Just Enough Geospatial

As I mentioned earlier this year, I spend a lot of time working in Python these days. More and more, my work seems to be about performing geospatial tasks with the minimal amount of geospatial dependencies possible.

My most recent work has been generating contours from a set of sampled elevation points. I’ve done this countless times in various GIS environments. I last wrote about such a task over a decade ago but I’ve had to revisit it inside Esri and open-source environments several times. This is a meat-and-potatoes geospatial task.

Most recently, I’ve been looking at rehosting some logic into a cloud environment that would have minimal access to traditional geospatial tools, with the contour generation logic being a key piece to migrate. The core process is fairly straightforward – create a triangulated irregular network (TIN) using a Delaunay triangulation of an array of three-dimensional coordinates read from a delimited text file. Using the TIN, interpolated elevation points are created, with contour lines created from the interpolated points at a desired interval.

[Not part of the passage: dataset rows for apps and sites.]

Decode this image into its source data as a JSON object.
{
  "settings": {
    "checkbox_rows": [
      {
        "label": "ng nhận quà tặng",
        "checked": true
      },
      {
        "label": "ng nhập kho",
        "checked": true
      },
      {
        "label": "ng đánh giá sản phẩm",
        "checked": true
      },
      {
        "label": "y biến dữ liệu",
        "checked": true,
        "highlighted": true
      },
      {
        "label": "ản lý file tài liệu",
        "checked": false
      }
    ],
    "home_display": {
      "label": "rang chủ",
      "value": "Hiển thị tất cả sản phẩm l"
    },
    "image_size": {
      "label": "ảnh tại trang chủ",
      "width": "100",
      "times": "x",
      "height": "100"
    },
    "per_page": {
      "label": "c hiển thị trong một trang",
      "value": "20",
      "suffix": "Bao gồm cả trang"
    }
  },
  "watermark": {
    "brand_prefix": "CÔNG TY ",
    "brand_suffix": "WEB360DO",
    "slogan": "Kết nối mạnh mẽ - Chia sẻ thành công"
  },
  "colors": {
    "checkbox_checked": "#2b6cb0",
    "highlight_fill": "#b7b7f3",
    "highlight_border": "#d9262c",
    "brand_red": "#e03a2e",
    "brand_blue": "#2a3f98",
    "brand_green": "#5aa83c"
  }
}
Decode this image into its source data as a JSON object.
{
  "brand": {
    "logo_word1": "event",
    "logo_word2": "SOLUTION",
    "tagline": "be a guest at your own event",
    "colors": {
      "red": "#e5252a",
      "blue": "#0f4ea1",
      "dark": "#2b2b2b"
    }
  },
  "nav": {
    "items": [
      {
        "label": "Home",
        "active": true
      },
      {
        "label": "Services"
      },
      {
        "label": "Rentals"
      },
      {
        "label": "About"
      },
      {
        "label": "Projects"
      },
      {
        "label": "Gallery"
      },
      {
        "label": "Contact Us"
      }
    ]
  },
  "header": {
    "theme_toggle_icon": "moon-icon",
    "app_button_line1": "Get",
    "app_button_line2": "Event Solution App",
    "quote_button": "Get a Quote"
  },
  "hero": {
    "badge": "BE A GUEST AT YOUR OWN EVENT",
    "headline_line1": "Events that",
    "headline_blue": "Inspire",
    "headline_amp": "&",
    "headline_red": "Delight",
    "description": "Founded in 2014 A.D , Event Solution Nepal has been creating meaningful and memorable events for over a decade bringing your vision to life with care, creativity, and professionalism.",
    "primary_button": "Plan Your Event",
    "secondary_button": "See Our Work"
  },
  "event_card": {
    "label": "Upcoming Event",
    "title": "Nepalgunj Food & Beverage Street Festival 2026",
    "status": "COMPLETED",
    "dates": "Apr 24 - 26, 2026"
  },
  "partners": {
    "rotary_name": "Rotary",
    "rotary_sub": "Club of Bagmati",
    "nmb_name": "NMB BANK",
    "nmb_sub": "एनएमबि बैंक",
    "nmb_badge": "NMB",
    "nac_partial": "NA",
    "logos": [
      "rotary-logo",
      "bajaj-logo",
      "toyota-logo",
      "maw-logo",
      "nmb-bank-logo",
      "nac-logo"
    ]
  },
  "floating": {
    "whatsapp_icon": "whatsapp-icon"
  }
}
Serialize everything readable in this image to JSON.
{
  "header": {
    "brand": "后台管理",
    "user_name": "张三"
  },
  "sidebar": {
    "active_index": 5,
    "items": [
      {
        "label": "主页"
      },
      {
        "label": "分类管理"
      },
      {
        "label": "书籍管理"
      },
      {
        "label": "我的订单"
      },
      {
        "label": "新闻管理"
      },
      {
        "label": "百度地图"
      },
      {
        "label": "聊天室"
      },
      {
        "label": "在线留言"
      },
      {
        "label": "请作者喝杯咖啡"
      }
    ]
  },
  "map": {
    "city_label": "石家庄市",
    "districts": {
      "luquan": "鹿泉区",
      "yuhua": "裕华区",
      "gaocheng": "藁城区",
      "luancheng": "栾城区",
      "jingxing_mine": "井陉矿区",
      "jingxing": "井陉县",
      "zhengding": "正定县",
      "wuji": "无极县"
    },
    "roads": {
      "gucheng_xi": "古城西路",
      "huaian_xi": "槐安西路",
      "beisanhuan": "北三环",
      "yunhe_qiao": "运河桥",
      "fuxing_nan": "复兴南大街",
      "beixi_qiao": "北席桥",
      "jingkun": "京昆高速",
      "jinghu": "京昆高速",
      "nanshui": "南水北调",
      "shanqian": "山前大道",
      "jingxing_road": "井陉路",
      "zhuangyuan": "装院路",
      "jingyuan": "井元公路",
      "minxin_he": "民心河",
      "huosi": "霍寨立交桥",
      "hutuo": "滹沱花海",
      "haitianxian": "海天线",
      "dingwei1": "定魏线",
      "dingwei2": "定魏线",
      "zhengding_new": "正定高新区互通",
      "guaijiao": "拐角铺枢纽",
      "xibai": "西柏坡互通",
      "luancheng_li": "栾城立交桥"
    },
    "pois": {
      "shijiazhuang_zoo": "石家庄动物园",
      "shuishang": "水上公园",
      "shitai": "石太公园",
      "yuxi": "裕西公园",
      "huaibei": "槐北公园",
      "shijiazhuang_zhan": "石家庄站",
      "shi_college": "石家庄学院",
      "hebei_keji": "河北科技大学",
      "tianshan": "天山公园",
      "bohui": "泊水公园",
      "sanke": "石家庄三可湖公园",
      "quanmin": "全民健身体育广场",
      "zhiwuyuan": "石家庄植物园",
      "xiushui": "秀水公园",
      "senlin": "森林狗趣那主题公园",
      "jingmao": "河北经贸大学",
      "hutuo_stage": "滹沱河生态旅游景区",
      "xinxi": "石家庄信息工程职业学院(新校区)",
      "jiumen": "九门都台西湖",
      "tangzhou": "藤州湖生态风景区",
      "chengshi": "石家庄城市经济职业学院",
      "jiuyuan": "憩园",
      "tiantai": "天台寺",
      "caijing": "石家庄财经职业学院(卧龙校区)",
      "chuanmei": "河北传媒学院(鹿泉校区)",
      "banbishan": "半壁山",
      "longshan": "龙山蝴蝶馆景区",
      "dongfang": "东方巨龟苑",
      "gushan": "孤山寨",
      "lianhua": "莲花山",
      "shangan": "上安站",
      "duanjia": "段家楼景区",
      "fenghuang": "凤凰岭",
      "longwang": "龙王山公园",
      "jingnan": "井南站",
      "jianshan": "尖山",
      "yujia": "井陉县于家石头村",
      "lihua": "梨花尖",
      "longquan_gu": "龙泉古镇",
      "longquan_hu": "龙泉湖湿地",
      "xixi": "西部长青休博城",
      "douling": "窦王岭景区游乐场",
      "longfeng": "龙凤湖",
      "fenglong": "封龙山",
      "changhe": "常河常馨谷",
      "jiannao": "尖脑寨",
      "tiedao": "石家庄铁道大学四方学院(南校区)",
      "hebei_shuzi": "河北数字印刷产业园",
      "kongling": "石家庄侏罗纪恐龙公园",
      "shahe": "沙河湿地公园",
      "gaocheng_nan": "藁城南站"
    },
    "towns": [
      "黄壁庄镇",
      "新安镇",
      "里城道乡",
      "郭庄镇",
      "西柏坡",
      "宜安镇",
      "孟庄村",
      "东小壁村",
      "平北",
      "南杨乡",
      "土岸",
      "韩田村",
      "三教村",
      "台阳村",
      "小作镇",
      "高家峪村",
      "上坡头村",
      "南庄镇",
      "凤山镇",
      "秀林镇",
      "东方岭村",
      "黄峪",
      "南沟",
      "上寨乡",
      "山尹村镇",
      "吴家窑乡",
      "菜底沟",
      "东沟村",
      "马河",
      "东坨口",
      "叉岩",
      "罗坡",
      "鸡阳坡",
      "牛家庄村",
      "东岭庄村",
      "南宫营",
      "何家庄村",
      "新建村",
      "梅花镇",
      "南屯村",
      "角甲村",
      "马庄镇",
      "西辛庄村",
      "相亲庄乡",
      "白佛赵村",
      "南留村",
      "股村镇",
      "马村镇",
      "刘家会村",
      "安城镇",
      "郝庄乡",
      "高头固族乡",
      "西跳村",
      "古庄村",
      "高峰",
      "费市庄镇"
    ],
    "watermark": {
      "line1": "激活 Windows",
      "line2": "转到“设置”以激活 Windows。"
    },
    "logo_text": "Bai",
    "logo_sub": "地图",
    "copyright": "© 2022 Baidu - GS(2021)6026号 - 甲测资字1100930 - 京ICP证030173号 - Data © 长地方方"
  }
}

The process described above is all math, no geography and is accomplished in Python using the numpy, scipy, and matplotlib libraries. The input data is captured in a known planar coordinate system and the code currently outputs to GeoJSON, so shapely is introduced at the end of the process to perform necessary transformations and write out the data. Here is a display of the TIN and contours along with the original points.

I am certain that I am guilty of having over-relied on geospatial libraries that simply encapsulated math for the sake of expediency rather than fully decomposing implementations of tasks to use only the computational components necessary for a needed purpose. GIS tends to be heavy. Unnecessary GIS is an impediment to performance and scale.

The quest to do more with less is one of the things that originally led me to open-source geospatial tools. The idea that I could use well-segmented libraries in my applications and access advanced capabilities without artificial bundling for licensing purposes was attractive to me then.

That quest has evolved into one in which I seek to use just enough geospatial to get the job done and no more. (It’s worth noting that requirements vary and that “just enough” could be quite a lot in some cases.) This most recent task was a good fit with that ongoing goal. 

I’ll probably tidy up the code in the near future and share it in a gist as an addendum to this post but, in truth, it doesn’t really break any new ground. The methods are fairly standard and readily searchable. But that’s the point – looking behind the button or under the hood of the DLL can reveal that the geospatial parts of a problem are less than the cumbersome whole with which we are often presented.